= Beginning of Section =

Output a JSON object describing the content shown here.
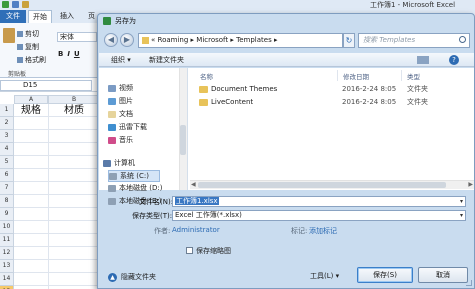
{
  "excel": {
    "title": "工作簿1 - Microsoft Excel",
    "file_tab": "文件",
    "tabs": [
      "开始",
      "插入",
      "页"
    ],
    "clipboard": {
      "cut": "剪切",
      "copy": "复制",
      "format_painter": "格式刷",
      "group": "剪贴板"
    },
    "font_name": "宋体",
    "format_buttons": [
      "B",
      "I",
      "U"
    ],
    "name_box": "D15",
    "columns": [
      "A",
      "B"
    ],
    "header_cells": [
      "规格",
      "材质"
    ],
    "rows": [
      "1",
      "2",
      "3",
      "4",
      "5",
      "6",
      "7",
      "8",
      "9",
      "10",
      "11",
      "12",
      "13",
      "14",
      "15"
    ]
  },
  "dialog": {
    "title": "另存为",
    "breadcrumb": [
      "«",
      "Roaming",
      "▸",
      "Microsoft",
      "▸",
      "Templates",
      "▸"
    ],
    "search_placeholder": "搜索 Templates",
    "toolbar": {
      "organize": "组织 ▾",
      "new_folder": "新建文件夹"
    },
    "nav_items": [
      {
        "label": "视频",
        "icon": "video-icon"
      },
      {
        "label": "图片",
        "icon": "picture-icon"
      },
      {
        "label": "文档",
        "icon": "document-icon"
      },
      {
        "label": "迅雷下载",
        "icon": "download-icon"
      },
      {
        "label": "音乐",
        "icon": "music-icon"
      },
      {
        "label": "计算机",
        "icon": "computer-icon"
      },
      {
        "label": "系统 (C:)",
        "icon": "drive-icon"
      },
      {
        "label": "本地磁盘 (D:)",
        "icon": "drive-icon"
      },
      {
        "label": "本地磁盘 (E:)",
        "icon": "drive-icon"
      }
    ],
    "columns": {
      "name": "名称",
      "modified": "修改日期",
      "type": "类型"
    },
    "files": [
      {
        "name": "Document Themes",
        "modified": "2016-2-24 8:05",
        "type": "文件夹"
      },
      {
        "name": "LiveContent",
        "modified": "2016-2-24 8:05",
        "type": "文件夹"
      }
    ],
    "filename_label": "文件名(N):",
    "filename_value": "工作簿1.xlsx",
    "filetype_label": "保存类型(T):",
    "filetype_value": "Excel 工作簿(*.xlsx)",
    "author_label": "作者:",
    "author_value": "Administrator",
    "tags_label": "标记:",
    "tags_value": "添加标记",
    "thumbnail_label": "保存缩略图",
    "hide_folders": "隐藏文件夹",
    "tools_label": "工具(L)",
    "tools_arrow": "▾",
    "save_button": "保存(S)",
    "cancel_button": "取消"
  }
}
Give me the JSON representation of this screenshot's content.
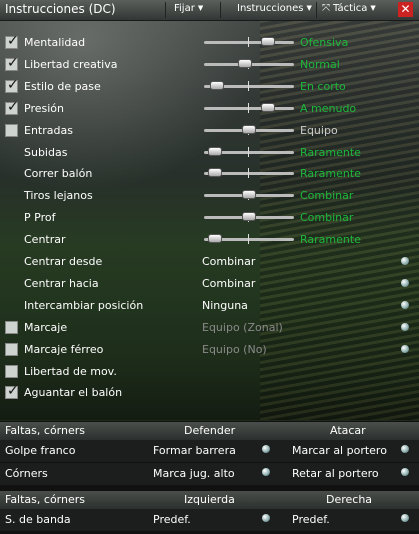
{
  "window": {
    "title": "Instrucciones (DC)",
    "menus": [
      {
        "label": "Fijar"
      },
      {
        "label": "Instrucciones"
      },
      {
        "label": "Táctica"
      }
    ],
    "close_symbol": "✕"
  },
  "instructions": [
    {
      "label": "Mentalidad",
      "checked": true,
      "type": "slider",
      "level": 0.75,
      "value": "Ofensiva",
      "value_style": "green"
    },
    {
      "label": "Libertad creativa",
      "checked": true,
      "type": "slider",
      "level": 0.45,
      "value": "Normal",
      "value_style": "green"
    },
    {
      "label": "Estilo de pase",
      "checked": true,
      "type": "slider",
      "level": 0.08,
      "value": "En corto",
      "value_style": "green"
    },
    {
      "label": "Presión",
      "checked": true,
      "type": "slider",
      "level": 0.75,
      "value": "A menudo",
      "value_style": "green"
    },
    {
      "label": "Entradas",
      "checked": false,
      "type": "slider",
      "level": 0.5,
      "value": "Equipo",
      "value_style": "grey"
    },
    {
      "label": "Subidas",
      "checked": null,
      "type": "slider",
      "level": 0.05,
      "value": "Raramente",
      "value_style": "green"
    },
    {
      "label": "Correr balón",
      "checked": null,
      "type": "slider",
      "level": 0.05,
      "value": "Raramente",
      "value_style": "green"
    },
    {
      "label": "Tiros lejanos",
      "checked": null,
      "type": "slider",
      "level": 0.5,
      "value": "Combinar",
      "value_style": "green"
    },
    {
      "label": "P Prof",
      "checked": null,
      "type": "slider",
      "level": 0.5,
      "value": "Combinar",
      "value_style": "green"
    },
    {
      "label": "Centrar",
      "checked": null,
      "type": "slider",
      "level": 0.05,
      "value": "Raramente",
      "value_style": "green"
    },
    {
      "label": "Centrar desde",
      "checked": null,
      "type": "dropdown",
      "value": "Combinar",
      "value_style": "white"
    },
    {
      "label": "Centrar hacia",
      "checked": null,
      "type": "dropdown",
      "value": "Combinar",
      "value_style": "white"
    },
    {
      "label": "Intercambiar posición",
      "checked": null,
      "type": "dropdown",
      "value": "Ninguna",
      "value_style": "white"
    },
    {
      "label": "Marcaje",
      "checked": false,
      "type": "dropdown",
      "value": "Equipo (Zonal)",
      "value_style": "dim"
    },
    {
      "label": "Marcaje férreo",
      "checked": false,
      "type": "dropdown",
      "value": "Equipo (No)",
      "value_style": "dim"
    },
    {
      "label": "Libertad de mov.",
      "checked": false,
      "type": "none",
      "value": "",
      "value_style": "dim"
    },
    {
      "label": "Aguantar el balón",
      "checked": true,
      "type": "none",
      "value": "",
      "value_style": "dim"
    }
  ],
  "set_pieces": {
    "header1": {
      "title": "Faltas, córners",
      "col1": "Defender",
      "col2": "Atacar"
    },
    "rows1": [
      {
        "label": "Golpe franco",
        "col1": "Formar barrera",
        "col2": "Marcar al portero"
      },
      {
        "label": "Córners",
        "col1": "Marca jug. alto",
        "col2": "Retar al portero"
      }
    ],
    "header2": {
      "title": "Faltas, córners",
      "col1": "Izquierda",
      "col2": "Derecha"
    },
    "rows2": [
      {
        "label": "S. de banda",
        "col1": "Predef.",
        "col2": "Predef."
      }
    ]
  },
  "colors": {
    "green_value": "#1db83b",
    "close": "#cc2222"
  }
}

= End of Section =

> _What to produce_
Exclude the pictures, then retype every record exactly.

> _Response_
Output a JSON object describing the content shown here.
{
  "excel": {
    "title": "工作簿1 - Microsoft Excel",
    "file_tab": "文件",
    "tabs": [
      "开始",
      "插入",
      "页"
    ],
    "clipboard": {
      "cut": "剪切",
      "copy": "复制",
      "format_painter": "格式刷",
      "group": "剪贴板"
    },
    "font_name": "宋体",
    "format_buttons": [
      "B",
      "I",
      "U"
    ],
    "name_box": "D15",
    "columns": [
      "A",
      "B"
    ],
    "header_cells": [
      "规格",
      "材质"
    ],
    "rows": [
      "1",
      "2",
      "3",
      "4",
      "5",
      "6",
      "7",
      "8",
      "9",
      "10",
      "11",
      "12",
      "13",
      "14",
      "15"
    ]
  },
  "dialog": {
    "title": "另存为",
    "breadcrumb": [
      "«",
      "Roaming",
      "▸",
      "Microsoft",
      "▸",
      "Templates",
      "▸"
    ],
    "search_placeholder": "搜索 Templates",
    "toolbar": {
      "organize": "组织 ▾",
      "new_folder": "新建文件夹"
    },
    "nav_items": [
      {
        "label": "视频",
        "icon": "video-icon"
      },
      {
        "label": "图片",
        "icon": "picture-icon"
      },
      {
        "label": "文档",
        "icon": "document-icon"
      },
      {
        "label": "迅雷下载",
        "icon": "download-icon"
      },
      {
        "label": "音乐",
        "icon": "music-icon"
      },
      {
        "label": "计算机",
        "icon": "computer-icon"
      },
      {
        "label": "系统 (C:)",
        "icon": "drive-icon"
      },
      {
        "label": "本地磁盘 (D:)",
        "icon": "drive-icon"
      },
      {
        "label": "本地磁盘 (E:)",
        "icon": "drive-icon"
      }
    ],
    "columns": {
      "name": "名称",
      "modified": "修改日期",
      "type": "类型"
    },
    "files": [
      {
        "name": "Document Themes",
        "modified": "2016-2-24 8:05",
        "type": "文件夹"
      },
      {
        "name": "LiveContent",
        "modified": "2016-2-24 8:05",
        "type": "文件夹"
      }
    ],
    "filename_label": "文件名(N):",
    "filename_value": "工作簿1.xlsx",
    "filetype_label": "保存类型(T):",
    "filetype_value": "Excel 工作簿(*.xlsx)",
    "author_label": "作者:",
    "author_value": "Administrator",
    "tags_label": "标记:",
    "tags_value": "添加标记",
    "thumbnail_label": "保存缩略图",
    "hide_folders": "隐藏文件夹",
    "tools_label": "工具(L)",
    "tools_arrow": "▾",
    "save_button": "保存(S)",
    "cancel_button": "取消"
  }
}
Give me the JSON representation of this screenshot's content.
{
  "window": {
    "title": "Instrucciones (DC)",
    "menus": [
      {
        "label": "Fijar"
      },
      {
        "label": "Instrucciones"
      },
      {
        "label": "Táctica"
      }
    ],
    "close_symbol": "✕"
  },
  "instructions": [
    {
      "label": "Mentalidad",
      "checked": true,
      "type": "slider",
      "level": 0.75,
      "value": "Ofensiva",
      "value_style": "green"
    },
    {
      "label": "Libertad creativa",
      "checked": true,
      "type": "slider",
      "level": 0.45,
      "value": "Normal",
      "value_style": "green"
    },
    {
      "label": "Estilo de pase",
      "checked": true,
      "type": "slider",
      "level": 0.08,
      "value": "En corto",
      "value_style": "green"
    },
    {
      "label": "Presión",
      "checked": true,
      "type": "slider",
      "level": 0.75,
      "value": "A menudo",
      "value_style": "green"
    },
    {
      "label": "Entradas",
      "checked": false,
      "type": "slider",
      "level": 0.5,
      "value": "Equipo",
      "value_style": "grey"
    },
    {
      "label": "Subidas",
      "checked": null,
      "type": "slider",
      "level": 0.05,
      "value": "Raramente",
      "value_style": "green"
    },
    {
      "label": "Correr balón",
      "checked": null,
      "type": "slider",
      "level": 0.05,
      "value": "Raramente",
      "value_style": "green"
    },
    {
      "label": "Tiros lejanos",
      "checked": null,
      "type": "slider",
      "level": 0.5,
      "value": "Combinar",
      "value_style": "green"
    },
    {
      "label": "P Prof",
      "checked": null,
      "type": "slider",
      "level": 0.5,
      "value": "Combinar",
      "value_style": "green"
    },
    {
      "label": "Centrar",
      "checked": null,
      "type": "slider",
      "level": 0.05,
      "value": "Raramente",
      "value_style": "green"
    },
    {
      "label": "Centrar desde",
      "checked": null,
      "type": "dropdown",
      "value": "Combinar",
      "value_style": "white"
    },
    {
      "label": "Centrar hacia",
      "checked": null,
      "type": "dropdown",
      "value": "Combinar",
      "value_style": "white"
    },
    {
      "label": "Intercambiar posición",
      "checked": null,
      "type": "dropdown",
      "value": "Ninguna",
      "value_style": "white"
    },
    {
      "label": "Marcaje",
      "checked": false,
      "type": "dropdown",
      "value": "Equipo (Zonal)",
      "value_style": "dim"
    },
    {
      "label": "Marcaje férreo",
      "checked": false,
      "type": "dropdown",
      "value": "Equipo (No)",
      "value_style": "dim"
    },
    {
      "label": "Libertad de mov.",
      "checked": false,
      "type": "none",
      "value": "",
      "value_style": "dim"
    },
    {
      "label": "Aguantar el balón",
      "checked": true,
      "type": "none",
      "value": "",
      "value_style": "dim"
    }
  ],
  "set_pieces": {
    "header1": {
      "title": "Faltas, córners",
      "col1": "Defender",
      "col2": "Atacar"
    },
    "rows1": [
      {
        "label": "Golpe franco",
        "col1": "Formar barrera",
        "col2": "Marcar al portero"
      },
      {
        "label": "Córners",
        "col1": "Marca jug. alto",
        "col2": "Retar al portero"
      }
    ],
    "header2": {
      "title": "Faltas, córners",
      "col1": "Izquierda",
      "col2": "Derecha"
    },
    "rows2": [
      {
        "label": "S. de banda",
        "col1": "Predef.",
        "col2": "Predef."
      }
    ]
  },
  "colors": {
    "green_value": "#1db83b",
    "close": "#cc2222"
  }
}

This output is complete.